Click here to enlarge image

White Knight Engineered Products is already producing arc-flash protective garments-featuring DuPont’s filament NOMEX-that it says are in compliance with NFPA 70E Category 1. Automotive manufacturers are already using the garments on a limited basis. “OSHA stated that by early 2005, companies with electricians and maintenance personnel working on live electrical equipment need to be compliant with the regulations,” explains Troy Ohmes, White Knight vice president of product development. “I think we’re the first company to test garments to prove the performance. There are test results from DuPont and the material manufacturer, but at the end of the day, before a customer will use flash-resistant garments, they want to see the actual physical testing results on a full garment.”

In addition to auto manufacturers, Ohmes says microelectronics and pharmaceutical companies may soon be using White Knight’s arc-flash resistant garments. For pharmaceutical use, however, FDA regulations involving microorganism and bacteria growth require garment sterilization procedures, which necessitates further testing to verify that filament NOMEX, when sterilized, retains its flame-resistant (FR) properties.

Hoagland maintains that, “These new garments meet [NFPA 70E] Category 1. In the event the application requires electricians dealing with 480 Volts, Category 2 protection is necessary. By adding a single layer of cotton or a flame-resistant shirt underneath the garment, the user reaches Category 2 protection and is in compliance with all of the new regulations.”

Ohmes notes, “White Knight works with end users for the specific application they need. For instance, the automotive industry to date needs Category 1 garments using the NFPA 70E standard. Our garments test to that specification, and we meet or exceed the requirement.

“Although we are not aware of a single fabric that meets both cleanroom protocol and FR protocol, there are indications that using a combination of inner suits made of FR material, and an outer suit made of FR materials will meet Category 2 requirements. Tests will be done to verify that,” Ohmes says. “We rely on the end user engineers and safety personnel to determine their specific needs, and we meet their request.”
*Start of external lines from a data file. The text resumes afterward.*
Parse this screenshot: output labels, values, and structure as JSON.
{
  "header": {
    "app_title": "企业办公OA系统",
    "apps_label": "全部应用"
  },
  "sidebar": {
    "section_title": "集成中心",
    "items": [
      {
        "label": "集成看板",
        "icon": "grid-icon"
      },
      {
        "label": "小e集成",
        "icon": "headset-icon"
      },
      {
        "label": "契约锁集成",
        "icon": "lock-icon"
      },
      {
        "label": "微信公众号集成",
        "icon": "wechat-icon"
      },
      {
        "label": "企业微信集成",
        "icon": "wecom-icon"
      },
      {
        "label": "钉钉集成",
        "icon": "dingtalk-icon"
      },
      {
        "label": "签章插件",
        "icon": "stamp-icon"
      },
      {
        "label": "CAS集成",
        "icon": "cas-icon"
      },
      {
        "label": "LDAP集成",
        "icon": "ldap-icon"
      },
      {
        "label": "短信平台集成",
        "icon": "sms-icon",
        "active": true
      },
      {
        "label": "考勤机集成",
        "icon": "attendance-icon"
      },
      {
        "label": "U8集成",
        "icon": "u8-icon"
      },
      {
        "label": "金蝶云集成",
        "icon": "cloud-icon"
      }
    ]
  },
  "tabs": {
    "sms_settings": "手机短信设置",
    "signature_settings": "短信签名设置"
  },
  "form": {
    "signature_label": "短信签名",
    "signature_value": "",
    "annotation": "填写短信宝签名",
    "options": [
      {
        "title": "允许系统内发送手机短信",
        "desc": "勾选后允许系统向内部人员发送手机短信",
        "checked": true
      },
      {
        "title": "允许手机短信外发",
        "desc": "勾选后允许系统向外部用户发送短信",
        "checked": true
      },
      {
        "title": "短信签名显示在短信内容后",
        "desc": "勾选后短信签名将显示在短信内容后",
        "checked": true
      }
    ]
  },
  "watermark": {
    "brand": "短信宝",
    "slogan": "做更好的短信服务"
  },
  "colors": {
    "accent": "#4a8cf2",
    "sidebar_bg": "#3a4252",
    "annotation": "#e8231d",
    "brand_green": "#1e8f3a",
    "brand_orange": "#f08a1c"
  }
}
As for future garment enhancements, Ohmes predicts that fabric static dissipation will become more important because of increased miniaturization of devices under development in contamination control environments.